(CNSNews.com) - A resolution introduced in the Hawaii Senate this week urges the U.S. Congress to "consider and discuss whether the Second Amendment of the United States Constitution should be repealed or amended to clarify that the right to bear arms is a collective, rather than individual, constitutional right."
The resolution also urges Congress to adopt a proposed constitutional amendment "to clarify the constitutional right to bear arms."
The U.S. Supreme Court ruled in June 2008 that the Second Amendment "protects an individual right to possess a firearm unconnected with service in a militia, and to use that arm for traditionally lawful purposes, such as self-defense within the home."
The 5-4 ruling in District of Columbia v. Heller also stated, "Like most rights, the Second Amendment right is not unlimited."
The Hawaii Senate resolution has been referred to committee and no hearings are scheduled at this time.
Of Hawaii's 25 state senators, only one is Republican. The rest are Democrats.
In a statement on its website, the National Rifle Association said, "This resolution shows a gross disregard for individual liberties that the United States was founded upon."
The U.S. Supreme Court's Heller decision also referenced the founding of the nation, noting that the "militia" in those days "comprised all males physically capable of acting in concert for the common defense.
According to the ruling: "The Antifederalists feared that the Federal Government would disarm the people in order to disable this citizens’ militia, enabling a politicized standing army or a select militia to rule. The response was to deny Congress power to abridge the ancient right of individuals to keep and bear arms, so that the ideal of a citizens’ militia would be preserved."
The court found that the District of Columbia's prohibition on the possession of usable handguns in the home violated the Second Amendment.
In the U.S. Congress, the Democrat-led House has acted quickly on its first major gun legislation, passing H.R. 8, the "Bipartisan Background Checks Act of 2019," late last month.
The bill would make it illegal for any person who is not a licensed firearm importer, manufacturer, or dealer to transfer a firearm to any other person who is not so licensed without a background check.
In other words, all private gun sales would have to go through a licensed firearms dealer before the transfer could be finalized.
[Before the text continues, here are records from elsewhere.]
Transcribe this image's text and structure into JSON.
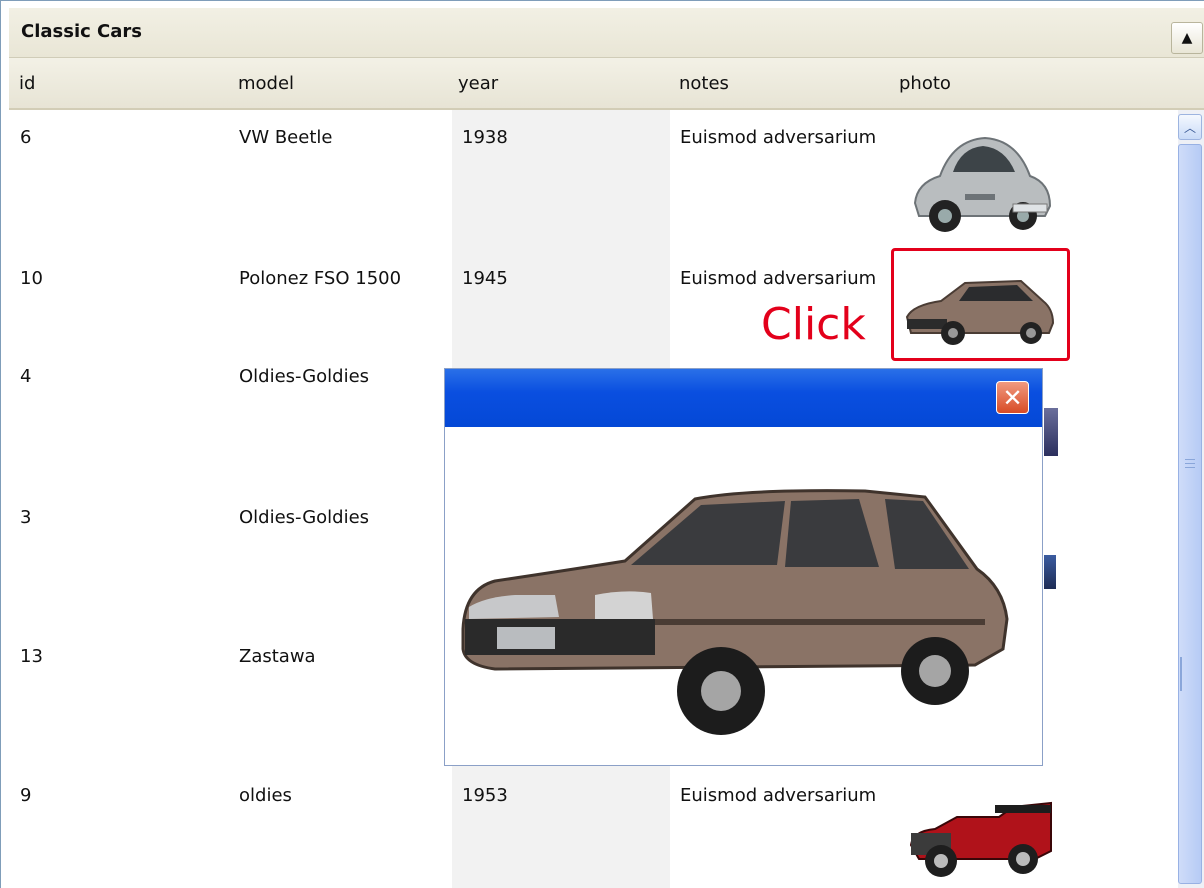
{
  "panel": {
    "title": "Classic Cars",
    "collapse_icon": "triangle-up-icon"
  },
  "table": {
    "columns": [
      "id",
      "model",
      "year",
      "notes",
      "photo"
    ],
    "rows": [
      {
        "id": "6",
        "model": "VW Beetle",
        "year": "1938",
        "notes": "Euismod adversarium",
        "photo": "beetle"
      },
      {
        "id": "10",
        "model": "Polonez FSO 1500",
        "year": "1945",
        "notes": "Euismod adversarium",
        "photo": "polonez"
      },
      {
        "id": "4",
        "model": "Oldies-Goldies",
        "year": "",
        "notes": "",
        "photo": ""
      },
      {
        "id": "3",
        "model": "Oldies-Goldies",
        "year": "",
        "notes": "",
        "photo": ""
      },
      {
        "id": "13",
        "model": "Zastawa",
        "year": "",
        "notes": "",
        "photo": ""
      },
      {
        "id": "9",
        "model": "oldies",
        "year": "1953",
        "notes": "Euismod adversarium",
        "photo": "roadster"
      }
    ]
  },
  "annotation": {
    "label": "Click",
    "color": "#e3001b"
  },
  "popup": {
    "close_icon": "close-x-icon",
    "title_bar_color": "#0a4fe0"
  },
  "colors": {
    "header_bg": "#ece9d8",
    "year_column_bg": "#f2f2f2",
    "car_brown": "#8a7366",
    "beetle_gray": "#b9bdbf",
    "roadster_red": "#b0121a"
  }
}
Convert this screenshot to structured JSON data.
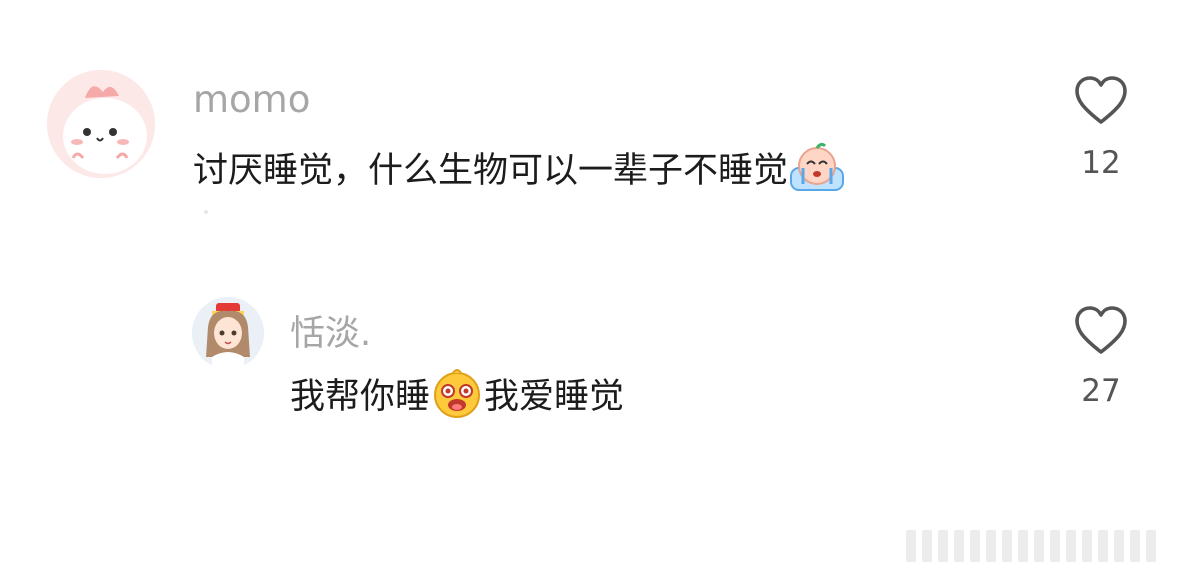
{
  "comments": [
    {
      "username": "momo",
      "text_before": "讨厌睡觉，什么生物可以一辈子不睡觉",
      "emoji": "crying-face-icon",
      "text_after": "",
      "likes": "12"
    },
    {
      "username": "恬淡.",
      "text_before": "我帮你睡",
      "emoji": "drooling-face-icon",
      "text_after": "我爱睡觉",
      "likes": "27"
    }
  ],
  "colors": {
    "username": "#a6a6a6",
    "text": "#1c1c1c",
    "like_icon": "#555555"
  }
}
The NRA called the bill "misguided and ineffective legislation that is designed to score political points, not address crime, violence or mental health."
It has no chance of becoming law at this time, with Republicans in control of the Senate and the White House.